If no one ever took risks, Michelangelo would have painted the Sistine floor. -- Neil Simon
From my August 14, 2002 entry:
The blogs represent all that is innovative on the internet knitting scene today, in my opinion. My greatest fear is that the K-Dweebs find out about blogs and we start seeing "My Knitted Warshcloths" blogs and "Kathie's Kute Kool-Aid Knits" blog......but nah. To do a blog means you need to be technical...and then the K-Dweebs would have to start a list that would answer such questions as "What is HTML?" and "when I click 'Publish,' I can't find my website." But forewarned is forearmed. This could happen.
What I wrote three years ago has to a large extent come true, unfortunately. However, the innovative blogs still exist and continue to multiply, perhaps not at the pace of the "FO! FO!" blogs. (There is in fact a list for knitting bloggers.)
Now along comes a new innovation, the podcast. Brenda Dayne, a Wales-based American writer who often contributes to Interweave Knits, has started Cast-On: A Podcast for Knitters, an audio knitting magazine.
Brenda is a born broadcaster with a voice that doesn't grate but is low-key and pleasant. I found her podcasts just the right length, just the right modulation. She plays unusual yet compelling music--thanks for turning me on to The Lascivious Biddies, Brenda--and still keeps the focus on knitting with essays on knitting by knitters and her own thoughts and views on knitting. Intelligent talk in an innovative medium. I must say, though, that I'm glad she salvaged her Clapotis and made it into something potentially far more useful.
You'll have to listen to understand that last sentence.
Franklin's going to be doing an essay for Cast-On soon. Can't fault Brenda for her taste. I'll be listening. And I hope you'll give it a shot too. (Be patient, these mp3 files are big and take a while to download, so do something else while you're waiting.)
In Lieu of Fiber Pictures
This picture made the rounds when I worked at The Chubb Institute. We all had a copy. When my boss left the company, I gave him a framed copy as a going-away gift. (He had a great sense of humor.)
Whether you work, whether you're at home with the kids or retired, it's a good one to keep at hand.
Obligatory Knitting Shit
Several projects--the Diamusee socks, the Melanie shawl and my weaving sampler--aren't yet finished so I'm not going to bother putting up photos this entry. Perhaps the next one. I did ply and skein some more of the Starry Night so I might take a photo of that because it's been a while.
Merry Christmas/Chanukah/Kwanzaa/Winter Solstice!
Here's Your Handknit Felted Water Bottle Cover
I'm not the one to knit holiday presents so that I can make the holidays even more insane than they already are. I tend to knit socks as adjunctive presents but I never make a trumpeted announcement to the intended recipients beforehand. That way lies disaster.

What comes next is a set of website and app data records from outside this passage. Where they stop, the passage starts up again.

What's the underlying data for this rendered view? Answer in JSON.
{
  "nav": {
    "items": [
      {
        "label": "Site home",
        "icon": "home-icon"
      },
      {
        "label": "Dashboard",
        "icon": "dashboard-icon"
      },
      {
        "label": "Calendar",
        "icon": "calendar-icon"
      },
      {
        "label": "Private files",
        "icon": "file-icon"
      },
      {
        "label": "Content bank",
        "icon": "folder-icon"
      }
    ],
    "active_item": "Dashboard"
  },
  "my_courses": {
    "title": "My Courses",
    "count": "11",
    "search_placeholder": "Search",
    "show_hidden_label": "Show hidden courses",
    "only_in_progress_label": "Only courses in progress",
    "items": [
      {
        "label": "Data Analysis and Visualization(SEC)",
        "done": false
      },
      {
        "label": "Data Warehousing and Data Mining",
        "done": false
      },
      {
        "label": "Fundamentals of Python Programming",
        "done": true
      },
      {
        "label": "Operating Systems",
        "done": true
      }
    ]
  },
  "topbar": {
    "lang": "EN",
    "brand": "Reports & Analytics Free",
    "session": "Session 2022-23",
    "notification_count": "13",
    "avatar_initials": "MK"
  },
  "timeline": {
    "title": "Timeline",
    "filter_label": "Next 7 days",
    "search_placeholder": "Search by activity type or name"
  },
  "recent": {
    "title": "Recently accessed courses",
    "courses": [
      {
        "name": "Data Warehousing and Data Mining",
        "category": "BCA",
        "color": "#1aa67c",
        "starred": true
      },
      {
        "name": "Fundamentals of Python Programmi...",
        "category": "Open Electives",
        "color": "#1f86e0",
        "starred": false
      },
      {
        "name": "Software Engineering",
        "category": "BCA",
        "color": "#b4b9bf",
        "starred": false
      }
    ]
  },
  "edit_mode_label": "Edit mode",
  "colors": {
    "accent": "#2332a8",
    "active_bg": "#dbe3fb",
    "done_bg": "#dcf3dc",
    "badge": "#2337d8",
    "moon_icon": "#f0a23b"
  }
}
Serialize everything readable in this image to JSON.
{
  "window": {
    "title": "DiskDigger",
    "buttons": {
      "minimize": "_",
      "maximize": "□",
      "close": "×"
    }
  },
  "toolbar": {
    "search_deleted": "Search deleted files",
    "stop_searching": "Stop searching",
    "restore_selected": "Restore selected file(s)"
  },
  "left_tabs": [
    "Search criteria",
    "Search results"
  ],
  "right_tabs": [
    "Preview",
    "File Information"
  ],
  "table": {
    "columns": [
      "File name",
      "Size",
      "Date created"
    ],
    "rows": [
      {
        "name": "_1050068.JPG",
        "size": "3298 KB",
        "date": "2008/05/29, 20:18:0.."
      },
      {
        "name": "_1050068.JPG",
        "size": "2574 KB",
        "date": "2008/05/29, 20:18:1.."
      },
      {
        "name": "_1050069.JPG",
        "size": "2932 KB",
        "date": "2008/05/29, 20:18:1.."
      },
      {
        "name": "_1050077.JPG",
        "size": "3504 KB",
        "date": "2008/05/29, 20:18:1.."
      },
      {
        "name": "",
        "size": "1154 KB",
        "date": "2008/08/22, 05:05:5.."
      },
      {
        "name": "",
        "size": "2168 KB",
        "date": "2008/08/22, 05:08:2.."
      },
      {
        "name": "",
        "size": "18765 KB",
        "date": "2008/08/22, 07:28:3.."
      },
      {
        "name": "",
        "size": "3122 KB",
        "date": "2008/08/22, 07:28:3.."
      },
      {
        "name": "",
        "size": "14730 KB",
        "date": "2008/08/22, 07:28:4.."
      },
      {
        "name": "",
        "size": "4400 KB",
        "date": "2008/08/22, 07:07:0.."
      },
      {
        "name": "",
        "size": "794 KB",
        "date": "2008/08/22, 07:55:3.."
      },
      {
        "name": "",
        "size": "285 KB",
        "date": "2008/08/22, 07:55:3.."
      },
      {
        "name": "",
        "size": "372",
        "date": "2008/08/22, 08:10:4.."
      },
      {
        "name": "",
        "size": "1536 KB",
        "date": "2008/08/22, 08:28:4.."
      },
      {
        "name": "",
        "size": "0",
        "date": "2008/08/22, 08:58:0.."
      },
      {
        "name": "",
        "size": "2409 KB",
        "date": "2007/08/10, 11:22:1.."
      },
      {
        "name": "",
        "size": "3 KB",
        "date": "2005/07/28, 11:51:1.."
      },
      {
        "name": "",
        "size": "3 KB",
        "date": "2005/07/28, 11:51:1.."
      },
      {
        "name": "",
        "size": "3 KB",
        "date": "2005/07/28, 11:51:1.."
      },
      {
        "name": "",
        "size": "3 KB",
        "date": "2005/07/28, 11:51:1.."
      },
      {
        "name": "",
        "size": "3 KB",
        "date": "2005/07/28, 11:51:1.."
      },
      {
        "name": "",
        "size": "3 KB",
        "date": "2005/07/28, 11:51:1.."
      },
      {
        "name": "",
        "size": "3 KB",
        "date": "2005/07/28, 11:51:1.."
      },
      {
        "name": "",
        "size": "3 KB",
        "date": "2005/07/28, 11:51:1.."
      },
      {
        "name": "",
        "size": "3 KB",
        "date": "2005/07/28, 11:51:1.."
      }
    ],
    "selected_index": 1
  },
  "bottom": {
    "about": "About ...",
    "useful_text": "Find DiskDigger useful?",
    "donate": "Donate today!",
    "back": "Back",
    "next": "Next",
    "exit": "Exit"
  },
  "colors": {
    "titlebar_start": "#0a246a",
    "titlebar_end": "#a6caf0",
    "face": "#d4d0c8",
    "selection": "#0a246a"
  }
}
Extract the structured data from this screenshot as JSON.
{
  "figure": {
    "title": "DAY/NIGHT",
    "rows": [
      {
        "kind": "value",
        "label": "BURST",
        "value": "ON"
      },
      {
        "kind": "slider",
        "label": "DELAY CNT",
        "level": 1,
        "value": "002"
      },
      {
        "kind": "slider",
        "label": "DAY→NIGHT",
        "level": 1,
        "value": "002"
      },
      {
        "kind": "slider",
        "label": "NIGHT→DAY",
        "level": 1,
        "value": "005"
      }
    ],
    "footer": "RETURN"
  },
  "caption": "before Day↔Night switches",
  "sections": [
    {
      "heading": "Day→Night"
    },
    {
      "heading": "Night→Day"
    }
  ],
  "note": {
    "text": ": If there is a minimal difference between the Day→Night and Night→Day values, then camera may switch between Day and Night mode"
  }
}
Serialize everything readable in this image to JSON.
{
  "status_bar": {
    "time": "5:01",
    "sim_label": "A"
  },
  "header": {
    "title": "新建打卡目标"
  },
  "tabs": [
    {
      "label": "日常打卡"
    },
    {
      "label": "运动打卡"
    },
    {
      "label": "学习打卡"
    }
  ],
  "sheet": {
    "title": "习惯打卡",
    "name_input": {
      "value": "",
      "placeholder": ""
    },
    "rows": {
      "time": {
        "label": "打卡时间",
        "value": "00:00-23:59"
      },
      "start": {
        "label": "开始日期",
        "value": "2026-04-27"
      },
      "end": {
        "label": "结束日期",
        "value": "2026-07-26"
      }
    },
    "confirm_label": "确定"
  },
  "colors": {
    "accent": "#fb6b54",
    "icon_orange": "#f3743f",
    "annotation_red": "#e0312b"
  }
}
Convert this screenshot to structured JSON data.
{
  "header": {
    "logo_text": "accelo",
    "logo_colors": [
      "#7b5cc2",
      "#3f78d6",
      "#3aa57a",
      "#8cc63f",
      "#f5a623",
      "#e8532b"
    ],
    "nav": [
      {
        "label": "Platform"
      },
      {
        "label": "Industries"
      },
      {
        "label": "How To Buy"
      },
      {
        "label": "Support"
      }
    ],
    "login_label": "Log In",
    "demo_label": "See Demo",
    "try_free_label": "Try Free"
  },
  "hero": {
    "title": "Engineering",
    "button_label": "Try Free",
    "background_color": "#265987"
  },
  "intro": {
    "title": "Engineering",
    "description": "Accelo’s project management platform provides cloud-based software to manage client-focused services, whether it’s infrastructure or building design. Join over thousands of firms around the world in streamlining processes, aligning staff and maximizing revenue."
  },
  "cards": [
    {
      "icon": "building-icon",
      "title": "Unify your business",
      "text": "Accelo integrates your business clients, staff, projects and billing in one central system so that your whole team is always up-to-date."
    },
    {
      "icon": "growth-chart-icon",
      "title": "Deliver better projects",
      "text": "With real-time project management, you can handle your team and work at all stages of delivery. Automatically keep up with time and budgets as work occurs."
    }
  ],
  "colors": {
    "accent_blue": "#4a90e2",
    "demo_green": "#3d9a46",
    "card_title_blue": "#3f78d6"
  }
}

Besides, my family likes getting my socks so I know ahead of time that they are worthy handknitted gifts. I never did get the general KnitDweeb frenzy of forcing a horrific knitting deadline on oneself, only to be frantically finishing Susie's WoolEase hoodie at 2 a.m. Christmas morning.
I'm usually wrapping presents at that hour, myself.
Take a Music Bath
Oliver Wendell Holmes was exactly right. He said: Take a music bath once or twice a week for a few seasons. You will find it is to the soul what a water bath is to the body.
Franklin's entry of yesterday, while funny as always, points to a larger topic, as does Brenda's podcasts. Music and knitting go hand in hand, rhythm to rhythm. Spinning too. I have music playing almost constantly, music of all types, when I knit, write, spin, weave.
And then there's this: Lou Reed at his finest.
I listen to opera, rock, classical, punk, folk, reggae, jazz, even the occasional Patsy Cline song. No rap. Can't do rap. If I can't sing or whistle the tune, it's not music to my ears.
I might add that William Shatner could be one of my favorite male singers. What a rare and handy crooner.